Firstly, to over-reach, promising that analytics will “change the way that HR does business”. Building the capability for analytics takes time, and even the most successful organizations will face hurdles – apathy, competing priorities, insufficient technology – along the way. It is important to have a clear, and realistic, vision of how HR analytics can have the greatest impact on specific leverage points – those talent decisions where data-driven insights are most crucial. Trying to apply analytics to every HR activity just isn’t feasible.

Secondly, to assume that “if you build it, they will come” – that by offering HR metrics and analytics to line managers, they will login to a new application, or take time to review the findings. HR analytics is often about winning hearts and minds; be thoughtful about which audiences will have access to the analysis and why/how they will use it, and identify both formal stakeholders and informal champions to support your cause.

6. Proving the value of HR analytics remains a challenge – how should HR go about building a business case for the board?

In my experience, the business case for HR analytics has tended to default to financial calculations of the Return on Investment (ROI), especially when evaluating technology options. This is necessary but insufficient. Instead, start more broadly with assessments of the biggest talent challenges/leverage points your organization faces – now, and in the next 5 years – and how a capability for HR analytics and/or strategic workforce planning might resolve them. For example, if analytics can correlate investments in training to the adoption of critical skills to support a new business model or process and demonstrate the revenue opportunity associated with that model, you have the makings of a solid business case.

7. Is ‘data-driven’ reflective of a certain workplace culture (e.g. transparent, evidence-based) or does the data come first, and then moulds the culture?

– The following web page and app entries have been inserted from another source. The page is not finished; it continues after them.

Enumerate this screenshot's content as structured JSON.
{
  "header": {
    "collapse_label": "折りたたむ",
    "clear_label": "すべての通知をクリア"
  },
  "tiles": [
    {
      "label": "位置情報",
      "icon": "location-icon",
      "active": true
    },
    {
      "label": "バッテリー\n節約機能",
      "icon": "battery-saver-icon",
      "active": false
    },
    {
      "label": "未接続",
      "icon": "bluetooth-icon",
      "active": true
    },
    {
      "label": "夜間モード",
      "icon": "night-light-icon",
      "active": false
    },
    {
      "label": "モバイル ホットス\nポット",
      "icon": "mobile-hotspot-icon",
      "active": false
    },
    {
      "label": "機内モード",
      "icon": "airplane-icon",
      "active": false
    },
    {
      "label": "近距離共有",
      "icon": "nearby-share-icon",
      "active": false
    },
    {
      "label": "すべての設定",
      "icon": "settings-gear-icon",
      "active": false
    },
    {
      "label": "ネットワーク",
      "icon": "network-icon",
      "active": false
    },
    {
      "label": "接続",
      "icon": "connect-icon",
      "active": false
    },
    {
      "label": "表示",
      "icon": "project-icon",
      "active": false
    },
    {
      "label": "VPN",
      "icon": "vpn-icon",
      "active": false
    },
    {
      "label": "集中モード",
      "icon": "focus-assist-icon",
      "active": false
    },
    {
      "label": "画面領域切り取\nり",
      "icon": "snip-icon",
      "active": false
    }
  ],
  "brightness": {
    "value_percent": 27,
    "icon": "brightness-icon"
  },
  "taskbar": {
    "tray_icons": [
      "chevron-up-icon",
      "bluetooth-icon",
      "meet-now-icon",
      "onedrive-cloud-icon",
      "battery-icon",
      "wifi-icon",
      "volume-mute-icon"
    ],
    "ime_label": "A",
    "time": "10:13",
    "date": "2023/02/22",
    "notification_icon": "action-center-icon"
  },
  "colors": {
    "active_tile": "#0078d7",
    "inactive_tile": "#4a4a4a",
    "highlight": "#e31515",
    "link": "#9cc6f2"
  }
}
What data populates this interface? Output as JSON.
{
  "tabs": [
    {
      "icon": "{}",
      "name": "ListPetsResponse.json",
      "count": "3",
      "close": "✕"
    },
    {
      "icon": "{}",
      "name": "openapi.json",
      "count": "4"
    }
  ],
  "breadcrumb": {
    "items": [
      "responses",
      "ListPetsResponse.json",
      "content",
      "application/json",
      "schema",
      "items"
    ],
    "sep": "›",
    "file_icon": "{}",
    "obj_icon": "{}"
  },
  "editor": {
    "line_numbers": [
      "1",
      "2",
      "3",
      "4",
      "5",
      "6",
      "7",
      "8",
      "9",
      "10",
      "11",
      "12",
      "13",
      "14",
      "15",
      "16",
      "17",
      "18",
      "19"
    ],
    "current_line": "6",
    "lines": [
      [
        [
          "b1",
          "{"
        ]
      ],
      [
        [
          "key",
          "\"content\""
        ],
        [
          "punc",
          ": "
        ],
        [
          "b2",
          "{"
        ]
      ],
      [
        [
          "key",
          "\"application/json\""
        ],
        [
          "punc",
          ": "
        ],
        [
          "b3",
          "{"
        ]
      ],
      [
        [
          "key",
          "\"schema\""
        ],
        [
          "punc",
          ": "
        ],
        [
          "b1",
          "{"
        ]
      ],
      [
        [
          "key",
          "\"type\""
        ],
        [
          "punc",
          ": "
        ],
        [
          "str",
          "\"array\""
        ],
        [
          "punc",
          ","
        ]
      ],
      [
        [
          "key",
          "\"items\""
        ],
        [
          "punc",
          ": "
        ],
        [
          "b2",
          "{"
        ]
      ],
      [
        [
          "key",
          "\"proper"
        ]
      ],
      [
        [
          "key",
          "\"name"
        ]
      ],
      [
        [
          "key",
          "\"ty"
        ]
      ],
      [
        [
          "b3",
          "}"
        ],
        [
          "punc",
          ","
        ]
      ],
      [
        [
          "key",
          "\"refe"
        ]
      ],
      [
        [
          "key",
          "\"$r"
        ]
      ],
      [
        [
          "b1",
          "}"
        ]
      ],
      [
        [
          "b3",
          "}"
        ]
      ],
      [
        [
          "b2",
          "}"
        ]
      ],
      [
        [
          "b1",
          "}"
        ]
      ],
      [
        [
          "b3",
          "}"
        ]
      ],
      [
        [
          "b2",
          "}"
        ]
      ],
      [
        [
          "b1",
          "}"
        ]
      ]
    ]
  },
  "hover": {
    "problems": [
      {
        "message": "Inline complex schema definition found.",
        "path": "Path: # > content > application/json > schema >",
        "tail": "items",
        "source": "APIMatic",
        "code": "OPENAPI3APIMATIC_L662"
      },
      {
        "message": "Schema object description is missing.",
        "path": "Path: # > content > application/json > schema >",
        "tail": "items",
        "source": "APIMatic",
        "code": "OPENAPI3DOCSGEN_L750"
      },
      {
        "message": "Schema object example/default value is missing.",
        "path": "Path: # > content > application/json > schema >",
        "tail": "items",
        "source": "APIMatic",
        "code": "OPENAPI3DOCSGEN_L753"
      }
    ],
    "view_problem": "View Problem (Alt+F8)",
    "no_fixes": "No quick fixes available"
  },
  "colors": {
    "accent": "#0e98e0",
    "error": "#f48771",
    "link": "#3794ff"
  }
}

The key difference for me is the maturity of the organization. In larger, more mature, firms where the culture is based on many years of accumulated experience, opportunities for culture shifts may be limited. As such, if the organization is not one that values data-driven decision-making, it will be hard to change that paradigm. Immature firms are not necessarily beholden to an existing set of cultural norms and, therefore, may be more responsive to the use of data, especially if it proves to be of competitive advantage.

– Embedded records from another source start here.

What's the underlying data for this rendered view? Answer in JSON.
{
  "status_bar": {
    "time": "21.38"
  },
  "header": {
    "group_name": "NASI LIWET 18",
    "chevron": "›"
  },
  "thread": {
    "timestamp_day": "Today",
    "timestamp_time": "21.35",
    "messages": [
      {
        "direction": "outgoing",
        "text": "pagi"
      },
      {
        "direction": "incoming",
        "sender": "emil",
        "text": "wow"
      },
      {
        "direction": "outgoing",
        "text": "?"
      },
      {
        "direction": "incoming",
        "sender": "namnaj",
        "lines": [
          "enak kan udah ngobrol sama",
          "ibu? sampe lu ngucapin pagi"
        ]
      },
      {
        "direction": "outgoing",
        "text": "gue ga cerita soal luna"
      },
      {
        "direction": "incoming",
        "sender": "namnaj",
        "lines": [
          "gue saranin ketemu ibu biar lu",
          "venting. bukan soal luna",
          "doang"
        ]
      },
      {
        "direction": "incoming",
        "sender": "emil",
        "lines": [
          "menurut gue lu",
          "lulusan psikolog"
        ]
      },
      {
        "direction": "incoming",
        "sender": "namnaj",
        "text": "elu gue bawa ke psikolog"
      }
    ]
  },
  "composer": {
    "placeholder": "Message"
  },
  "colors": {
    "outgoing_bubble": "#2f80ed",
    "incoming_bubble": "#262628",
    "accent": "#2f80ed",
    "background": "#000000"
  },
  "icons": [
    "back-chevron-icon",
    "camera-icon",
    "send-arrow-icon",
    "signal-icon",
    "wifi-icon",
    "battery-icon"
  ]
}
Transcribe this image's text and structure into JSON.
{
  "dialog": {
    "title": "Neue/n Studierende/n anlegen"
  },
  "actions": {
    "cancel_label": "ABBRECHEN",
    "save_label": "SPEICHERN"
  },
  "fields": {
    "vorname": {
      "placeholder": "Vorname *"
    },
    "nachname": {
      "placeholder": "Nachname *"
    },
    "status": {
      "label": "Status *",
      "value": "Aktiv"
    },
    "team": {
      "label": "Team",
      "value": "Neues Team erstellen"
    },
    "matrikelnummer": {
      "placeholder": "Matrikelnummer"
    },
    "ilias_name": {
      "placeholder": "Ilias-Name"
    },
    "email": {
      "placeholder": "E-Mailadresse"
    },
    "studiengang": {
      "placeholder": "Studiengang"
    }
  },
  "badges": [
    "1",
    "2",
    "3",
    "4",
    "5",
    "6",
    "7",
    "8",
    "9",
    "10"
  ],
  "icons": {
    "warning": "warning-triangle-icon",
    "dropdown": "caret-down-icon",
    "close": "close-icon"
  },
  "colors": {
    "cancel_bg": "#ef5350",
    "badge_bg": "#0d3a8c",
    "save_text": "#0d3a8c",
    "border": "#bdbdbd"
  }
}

8. How will the injection of analytics capability into HR affect HR’s relationship with other key functions e.g. marketing or finance?

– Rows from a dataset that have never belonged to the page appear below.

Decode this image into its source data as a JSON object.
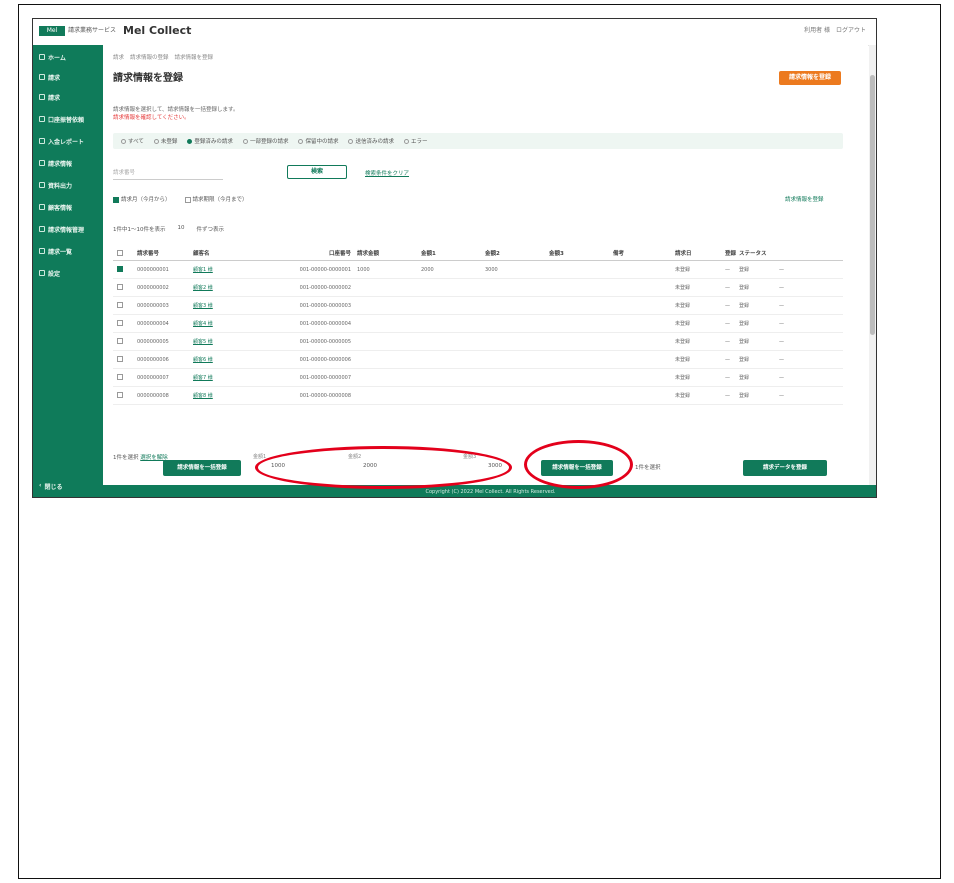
{
  "header": {
    "logo_badge": "Mel",
    "logo_sub": "請求業務サービス",
    "app_title": "Mel Collect",
    "user_name": "利用者 様",
    "logout": "ログアウト"
  },
  "sidebar": {
    "items": [
      {
        "label": "ホーム",
        "top": 0
      },
      {
        "label": "請求",
        "top": 0
      },
      {
        "label": "請求",
        "top": 0
      },
      {
        "label": "口座振替依頼",
        "top": 0
      },
      {
        "label": "入金レポート",
        "top": 0
      },
      {
        "label": "請求情報",
        "top": 0
      },
      {
        "label": "資料出力",
        "top": 0
      },
      {
        "label": "顧客情報",
        "top": 0
      },
      {
        "label": "請求情報管理",
        "top": 0
      },
      {
        "label": "請求一覧",
        "top": 0
      },
      {
        "label": "設定",
        "top": 0
      }
    ],
    "close": "閉じる"
  },
  "main": {
    "breadcrumb": [
      "請求",
      "請求情報の登録",
      "請求情報を登録"
    ],
    "title": "請求情報を登録",
    "orange_button": "請求情報を登録",
    "desc1": "請求情報を選択して、請求情報を一括登録します。",
    "desc2": "請求情報を確認してください。",
    "filters": [
      "すべて",
      "未登録",
      "登録済みの請求",
      "一部登録の請求",
      "保留中の請求",
      "送信済みの請求",
      "エラー"
    ],
    "filter_selected": 2,
    "search_placeholder": "請求番号",
    "search_button": "検索",
    "clear_link": "検索条件をクリア",
    "check1": "請求月（今月から）",
    "check2": "請求期限（今月まで）",
    "right_link": "請求情報を登録",
    "pager_text": "1件中1〜10件を表示",
    "pager_page": "10",
    "pager_unit": "件ずつ表示"
  },
  "table": {
    "headers": [
      "",
      "請求番号",
      "顧客名",
      "",
      "口座番号",
      "請求金額",
      "金額1",
      "金額2",
      "金額3",
      "備考",
      "請求日",
      "登録",
      "",
      "ステータス",
      ""
    ],
    "rows": [
      {
        "checked": true,
        "id": "0000000001",
        "name": "顧客1 様",
        "account": "001-00000-0000001",
        "amt": "1000",
        "v2": "2000",
        "v3": "3000",
        "status": "未登録",
        "state": "登録"
      },
      {
        "checked": false,
        "id": "0000000002",
        "name": "顧客2 様",
        "account": "001-00000-0000002",
        "amt": "",
        "v2": "",
        "v3": "",
        "status": "未登録",
        "state": "登録"
      },
      {
        "checked": false,
        "id": "0000000003",
        "name": "顧客3 様",
        "account": "001-00000-0000003",
        "amt": "",
        "v2": "",
        "v3": "",
        "status": "未登録",
        "state": "登録"
      },
      {
        "checked": false,
        "id": "0000000004",
        "name": "顧客4 様",
        "account": "001-00000-0000004",
        "amt": "",
        "v2": "",
        "v3": "",
        "status": "未登録",
        "state": "登録"
      },
      {
        "checked": false,
        "id": "0000000005",
        "name": "顧客5 様",
        "account": "001-00000-0000005",
        "amt": "",
        "v2": "",
        "v3": "",
        "status": "未登録",
        "state": "登録"
      },
      {
        "checked": false,
        "id": "0000000006",
        "name": "顧客6 様",
        "account": "001-00000-0000006",
        "amt": "",
        "v2": "",
        "v3": "",
        "status": "未登録",
        "state": "登録"
      },
      {
        "checked": false,
        "id": "0000000007",
        "name": "顧客7 様",
        "account": "001-00000-0000007",
        "amt": "",
        "v2": "",
        "v3": "",
        "status": "未登録",
        "state": "登録"
      },
      {
        "checked": false,
        "id": "0000000008",
        "name": "顧客8 様",
        "account": "001-00000-0000008",
        "amt": "",
        "v2": "",
        "v3": "",
        "status": "未登録",
        "state": "登録"
      }
    ]
  },
  "footnote": {
    "text": "1件を選択",
    "link": "選択を解除"
  },
  "bottom": {
    "left_button": "請求情報を一括登録",
    "sums": [
      {
        "label": "金額1",
        "value": "1000"
      },
      {
        "label": "金額2",
        "value": "2000"
      },
      {
        "label": "金額3",
        "value": "3000"
      }
    ],
    "center_button": "請求情報を一括登録",
    "mid_text": "1件を選択",
    "right_button": "請求データを登録"
  },
  "footer": {
    "copyright": "Copyright (C) 2022 Mel Collect. All Rights Reserved."
  },
  "colors": {
    "brand_green": "#117a5a",
    "accent_orange": "#ec7a1f",
    "annotation_red": "#e3001b"
  }
}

As I mentioned above, HR can draw on the experience of colleagues across other functions, such as marketing and finance, when building its own analytics capability. I believe that this can only strengthen their relationships, with HR taking a more active role in integrated decision-making processes (ones where talent decisions are on par with product, market, or investment choices). This isn’t the norm today, but could be an exciting vision of the future.

9. What will the HR function look like in five years? Will it be staffed by scientists?

There is no doubt in my mind that scientists will become a staple of HR functions that buy into the notion of an evidence-based organization where data becomes readily accepted, and acted upon; we are seeing that today in organizations where leaders with non-HR backgrounds are being recruited from data-intensive functions and bringing a commitment to analytics with them.

Also, I think that we’ll see more of the “networked HR organization”. For example, the concept of HR analytics data being closely guarded and available only to a small minority of HR staff will change; crowd-sourcing tools such as corporate social networks will be used to disseminate non-sensitive data in order to speed decision-making on the front lines.

Overall, it is an exciting time for HR professionals, for whom a competency in HR analytics is extremely powerful and desirable. 

Author Profile Picture
Jamie Lawrence

Insights Director

Read more from Jamie Lawrence

Get the latest from HRZone.

Subscribe to expert insights on how to create a better workplace for both your business and its people.


Thank you.